Assuming that funding is available, that geographical distribution is not a criterion, and that political considerations are not present, the success of a proposal will depend both on the value of the project itself, the quality of its presentation in the proposal, and the credibility of the researcher proposing the project.

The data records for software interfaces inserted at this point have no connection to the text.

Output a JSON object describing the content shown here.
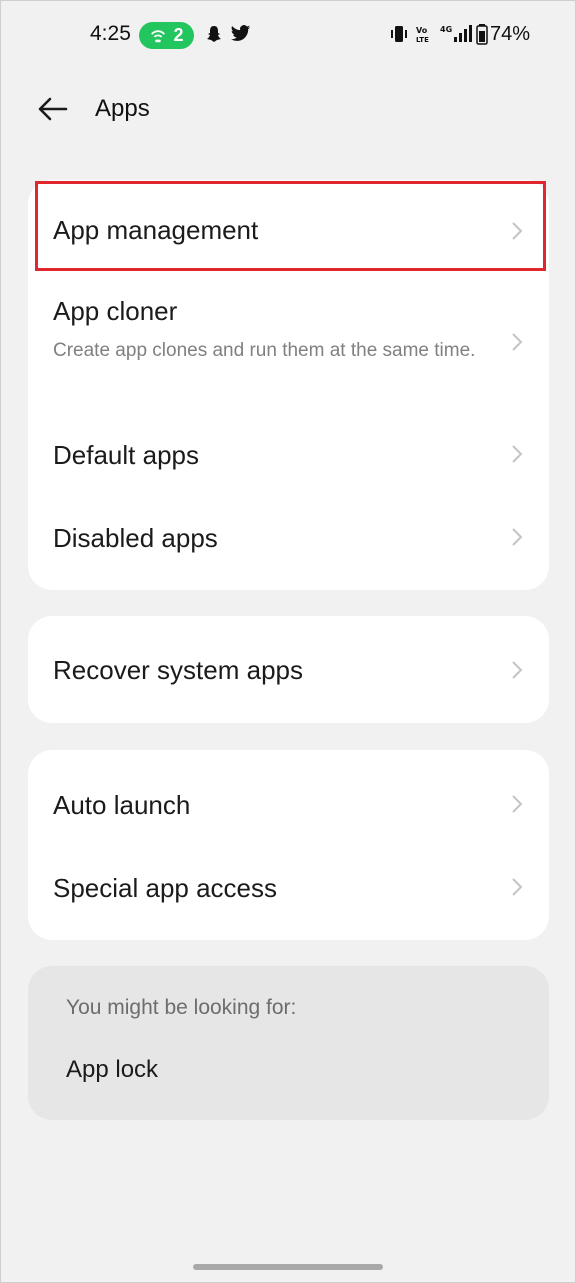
{
  "status_bar": {
    "time": "4:25",
    "hotspot_count": "2",
    "battery": "74%",
    "icons": [
      "hotspot-icon",
      "snapchat-icon",
      "twitter-icon",
      "vibrate-icon",
      "volte-icon",
      "signal-4g-icon",
      "battery-icon"
    ],
    "hotspot_color": "#22c55e"
  },
  "header": {
    "title": "Apps"
  },
  "groups": [
    {
      "items": [
        {
          "label": "App management"
        },
        {
          "label": "App cloner",
          "subtitle": "Create app clones and run them at the same time."
        },
        {
          "label": "Default apps"
        },
        {
          "label": "Disabled apps"
        }
      ]
    },
    {
      "items": [
        {
          "label": "Recover system apps"
        }
      ]
    },
    {
      "items": [
        {
          "label": "Auto launch"
        },
        {
          "label": "Special app access"
        }
      ]
    }
  ],
  "suggestions": {
    "heading": "You might be looking for:",
    "items": [
      "App lock"
    ]
  },
  "highlight_color": "#e0262e"
}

Different reviewers, of course, will weigh merits and defects differently, but the following list of short-comings of 605 proposals rejected by the National Institutes of Health is worth considering.
- The Problem or Question to be Studied (58 %)
- Researcher's Approach to the Problem (73 %)
- The Principal Investigator (55 %)
- Other Reasons (16 %)
From the Robert Wood Johnson Foundation Comes a Slightly Different List of Reasons Why Proposals Are Not Funded
- The project was outside the purview of the proposed sponsor.
- The subject was not relevant to an issue of regional or national importance.
- The methodology appeared to be flawed.
- There have been a number of similar projects funded.
Common Proposal Problems - As Noted by Reviewers
- Title: Too long, confusing, cute but distracting, not program related.
- Cover Page: Does not follow format precisely, does not include all necessary information.
- Abstract: Not comprehensive, omits significant elements, poor grammar or spelling, too long (more than 1 page).
- Table of Contents: Not included, inaccurate pagination.
- Institution Description and Statement of Need: Irrelevant information, does not lead reader to proposal objectives, good history-so what?, too long, deals with wants rather than needs, no documentation, unrelated to objectives/outcomes, desires, problem already solved, not supported by current research.
- Objectives/Outcomes: Not clear, too ambitious, omitted, procedures rather than objectives.
- Innovation: Not new or innovative, attempt to justify new equipment, materials. not clearly described.
- Review of the Literature: Unrelated to needs, objectives, innovations, does not lead reader, dated materials.
- Task/Activity Plan: Insufficient time, tasks not related to objectives, task not justified by needs, time and task charts not included, responsibilities not clear.
- Collaborative Efforts: Names and responsibilities of all involved in proposal not identified, no identification of institutions involved.
- Evaluation: Unrelated to objectives, unrelated to innovation, not usable in assessing program, uses outmoded or inaccurate methods.
- Budget: Unrelated to activities, little or no institutional contribution, amounts not supported by reasonable data, budget justification missing, categories not those of funding source, budget cannot be sustained after project ends.
- Project Staff: No identification of responsibilities and roles, no documentation of competence, no indication of time each staff member will contribute to project.